question of fact in each case.
There is a large amount of (sometimes conflicting)
caselaw examining the boundaries of TUPE. One case of particular
importance is a 1997 decision of the European Court of Justice,
Suzen -v- Zehnacker Gebaudereinigung Gmbh Krankenhausservice. This
concerned the transfer of a term cleaning contract from one
contractor to another and lays down guidelines which suggest that
many facilities management arrangements may come within the scope
of the Directive underlying TUPE, including:
- that assets are not transferred is not of itself determinative
of whether a transfer has occurred;
- where the new employer takes over a significant part of the old
workforce in terms of numbers or skills a transfer is quite likely
to be deemed to have occurred; and
- the majority of employees do not need to be taken over by the
new employer for a transfer to occur.
English caselaw has clarified that it is not

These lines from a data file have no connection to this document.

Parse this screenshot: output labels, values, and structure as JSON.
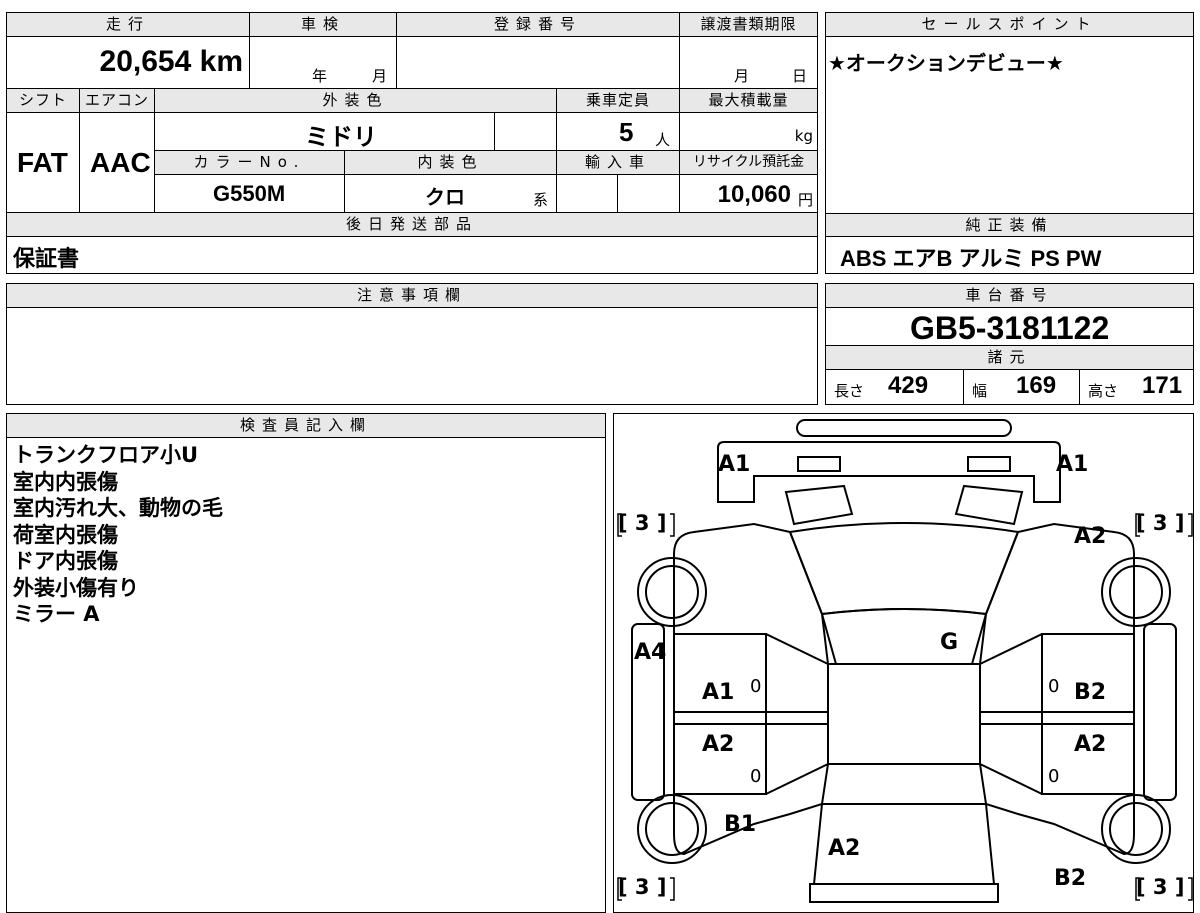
{
  "top": {
    "mileage_label": "走行",
    "mileage_value": "20,654 km",
    "shaken_label": "車検",
    "shaken_year": "年",
    "shaken_month": "月",
    "registration_label": "登録番号",
    "transfer_label": "譲渡書類期限",
    "transfer_month": "月",
    "transfer_day": "日",
    "shift_label": "シフト",
    "shift_value": "FAT",
    "aircon_label": "エアコン",
    "aircon_value": "AAC",
    "exterior_color_label": "外装色",
    "exterior_color_value": "ミドリ",
    "capacity_label": "乗車定員",
    "capacity_value": "5",
    "capacity_unit": "人",
    "max_load_label": "最大積載量",
    "max_load_unit": "kg",
    "color_no_label": "カラーNo.",
    "color_no_value": "G550M",
    "interior_color_label": "内装色",
    "interior_color_value": "クロ",
    "interior_color_unit": "系",
    "import_label": "輸入車",
    "recycle_label": "リサイクル預託金",
    "recycle_value": "10,060",
    "recycle_unit": "円",
    "later_parts_label": "後日発送部品",
    "later_parts_value": "保証書"
  },
  "sales_points": {
    "label": "セールスポイント",
    "text": "★オークションデビュー★"
  },
  "equipment": {
    "label": "純正装備",
    "items": "ABS エアB アルミ PS PW"
  },
  "notes": {
    "label": "注意事項欄",
    "text": ""
  },
  "chassis": {
    "label": "車台番号",
    "value": "GB5-3181122"
  },
  "specs": {
    "label": "諸元",
    "length_label": "長さ",
    "length_value": "429",
    "width_label": "幅",
    "width_value": "169",
    "height_label": "高さ",
    "height_value": "171"
  },
  "inspector": {
    "label": "検査員記入欄",
    "lines": [
      "トランクフロア小U",
      "室内内張傷",
      "室内汚れ大、動物の毛",
      "荷室内張傷",
      "ドア内張傷",
      "外装小傷有り",
      "ミラー A"
    ]
  },
  "diagram": {
    "marks": {
      "front_left": "A1",
      "front_right": "A1",
      "tire_fl": "[ 3 ]",
      "tire_fr": "[ 3 ]",
      "fender_r": "A2",
      "glass": "G",
      "side_left": "A4",
      "front_door_left": "A1",
      "front_door_left_num": "0",
      "front_door_right": "B2",
      "front_door_right_num": "0",
      "rear_door_left": "A2",
      "rear_door_left_num": "0",
      "rear_door_right": "A2",
      "rear_door_right_num": "0",
      "rear_fender_left": "B1",
      "roof_rear": "A2",
      "rear_fender_right": "B2",
      "tire_rl": "[ 3 ]",
      "tire_rr": "[ 3 ]"
    }
  }
}
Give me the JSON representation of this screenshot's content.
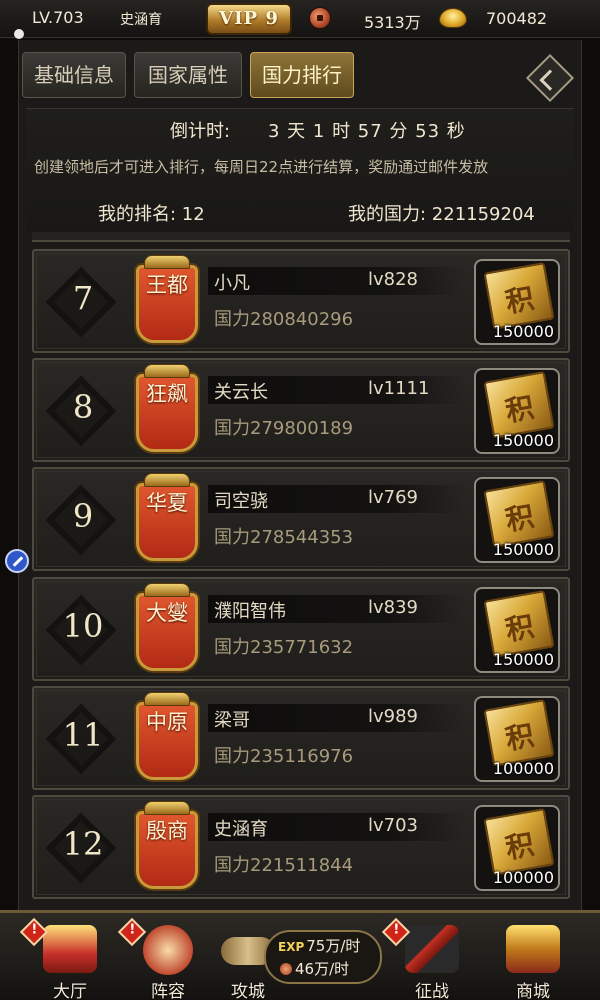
{
  "topbar": {
    "level": "LV.703",
    "player_name": "史涵育",
    "vip": "VIP 9",
    "coins": "5313万",
    "ingots": "700482"
  },
  "tabs": [
    {
      "label": "基础信息",
      "active": false
    },
    {
      "label": "国家属性",
      "active": false
    },
    {
      "label": "国力排行",
      "active": true
    }
  ],
  "info": {
    "countdown_label": "倒计时:",
    "countdown": "3 天 1 时 57 分 53 秒",
    "notice": "创建领地后才可进入排行，每周日22点进行结算，奖励通过邮件发放",
    "my_rank": "我的排名: 12",
    "my_power": "我的国力: 221159204"
  },
  "ranking": [
    {
      "rank": "7",
      "title": "王都",
      "name": "小凡",
      "level": "lv828",
      "power": "国力280840296",
      "reward": "150000"
    },
    {
      "rank": "8",
      "title": "狂飙",
      "name": "关云长",
      "level": "lv1111",
      "power": "国力279800189",
      "reward": "150000"
    },
    {
      "rank": "9",
      "title": "华夏",
      "name": "司空骁",
      "level": "lv769",
      "power": "国力278544353",
      "reward": "150000"
    },
    {
      "rank": "10",
      "title": "大燮",
      "name": "濮阳智伟",
      "level": "lv839",
      "power": "国力235771632",
      "reward": "150000"
    },
    {
      "rank": "11",
      "title": "中原",
      "name": "梁哥",
      "level": "lv989",
      "power": "国力235116976",
      "reward": "100000"
    },
    {
      "rank": "12",
      "title": "殷商",
      "name": "史涵育",
      "level": "lv703",
      "power": "国力221511844",
      "reward": "100000"
    }
  ],
  "reward_icon_char": "积",
  "bottom_nav": {
    "hall": "大厅",
    "formation": "阵容",
    "siege": "攻城",
    "campaign": "征战",
    "shop": "商城",
    "exp_tag": "EXP",
    "exp_rate": "75万/时",
    "coin_rate": "46万/时",
    "alert_mark": "!"
  },
  "colors": {
    "accent_gold": "#c9a65a",
    "tab_active": "#8e7438",
    "banner_red": "#b22a14",
    "alert_red": "#d02418"
  },
  "icons": {
    "coin": "copper-coin-icon",
    "ingot": "gold-ingot-icon",
    "settings": "diamond-menu-icon",
    "reward": "points-scroll-icon"
  }
}
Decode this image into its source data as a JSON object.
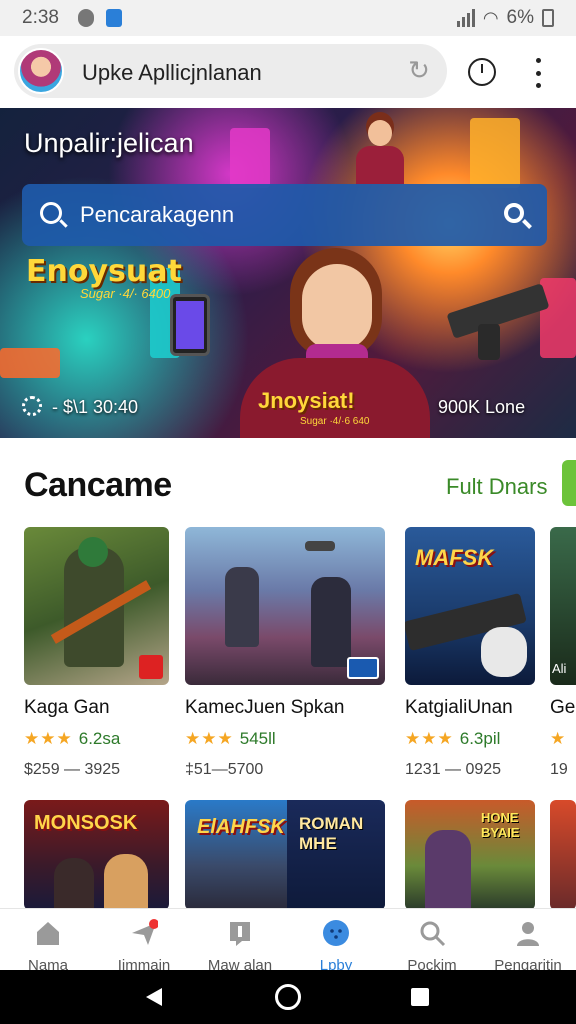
{
  "status_bar": {
    "time": "2:38",
    "battery": "6%"
  },
  "browser": {
    "url_text": "Upke Apllicjnlanan"
  },
  "hero": {
    "title": "Unpalir:jelican",
    "search_placeholder": "Pencarakagenn",
    "game_name": "Enoysuat",
    "game_sub": "Sugar ·4/· 6400",
    "meta_left": "- $\\1 30:40",
    "logo_text": "Jnoysiat!",
    "logo_sub": "Sugar ·4/·6 640",
    "meta_right": "900K Lone"
  },
  "section": {
    "title": "Cancame",
    "link": "Fult Dnars"
  },
  "cards": [
    {
      "title": "Kaga Gan",
      "rating": "6.2sa",
      "stars": 3,
      "price": "$259 — 3925",
      "badge": ""
    },
    {
      "title": "KamecJuen Spkan",
      "rating": "545ll",
      "stars": 3,
      "price": "‡51—5700",
      "badge": ""
    },
    {
      "title": "KatgialiUnan",
      "rating": "6.3pil",
      "stars": 3,
      "price": "1231 — 0925",
      "badge": "MAFSK"
    },
    {
      "title": "Ge",
      "rating": "",
      "stars": 1,
      "price": "19",
      "badge": "Ali"
    }
  ],
  "cards_row2": [
    {
      "badge": "MONSOSK"
    },
    {
      "badge": "ElAHFSK"
    },
    {
      "badge": "ROMAN MHE"
    },
    {
      "badge": "HONE BYAIE"
    }
  ],
  "bottom_nav": [
    {
      "label": "Nama",
      "icon": "home-icon"
    },
    {
      "label": "Ijmmain",
      "icon": "send-icon"
    },
    {
      "label": "Maw alan",
      "icon": "bookmark-icon"
    },
    {
      "label": "Lpby",
      "icon": "face-icon"
    },
    {
      "label": "Pockim",
      "icon": "search-icon"
    },
    {
      "label": "Pengaritin",
      "icon": "person-icon"
    }
  ],
  "colors": {
    "accent": "#2a7fd8",
    "green": "#3a8a28",
    "star": "#f5a623"
  }
}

possible to avoid TUPE by refusing to accept a transfer of any of
the outgoing contractor's staff.
Relevance to procurers of facilities management
TUPE difficulties can have a disruptive effect
amongst staff and generate negative publicity for the service
procurer. Possible examples of such difficulties are:
- Where contracting out for the first time, a statutory transfer
of employees to the contractor may occur under TUPE which leads to
upset amongst transferred staff. There may also be claims by the
contractor against the procurer where the contractor wishes to
change terms and conditions of employment of transferred staff
after the transfer but may have not been made fully aware of them
before the transfer. Such disputes can have a detrimental effect
upon the morale of retained staff and relations with trades unions.
The procurer may be brought into the action, at least for the
purposes of giving evidence.
- Where changing contractor, a dispute may arise concerning the
conduct of the outgoing contractor towards the transferred
employees. This may generate unwelcome publicity and the procurer
may be brought into the action.
- Where bringing services back in-house the procurer will be
transferee and may therefore be liable to TUPE claims arising out
of, for instance, unfair dismissal, alterations to terms and
conditions, personal injury claims and other transferred
Managing the risk
Many procurers of facilities management services
seek to protect themselves against claims and potential involvement
in claims. Protection sought often includes the use in facilities
management contracts of pre-emptive measures restricting the
ability of a facilities management contractor from dismissing or
materially altering the terms and conditions of relevant employees'
employment contracts during the period prior to the expiry or
termination of a facilities management contract. This may be backed
up by indemnity protection against contractor behaviour which is or
may be contrary to TUPE.
A protocol has recently been agreed for dealing
with MoD external procurement, and revised guidance has also been
issued to local authorities and government departments. Potential
contractors should be aware that, notwithstanding the exclusion of
pension rights from the transfer under TUPE, contractors will be
expected to provide comparable pension arrangements.
This area of the law is developing quickly and
provisions are often widely drawn. How widely they should be drawn
is a difficult question which is affected by the state of the law
at the date of the contract.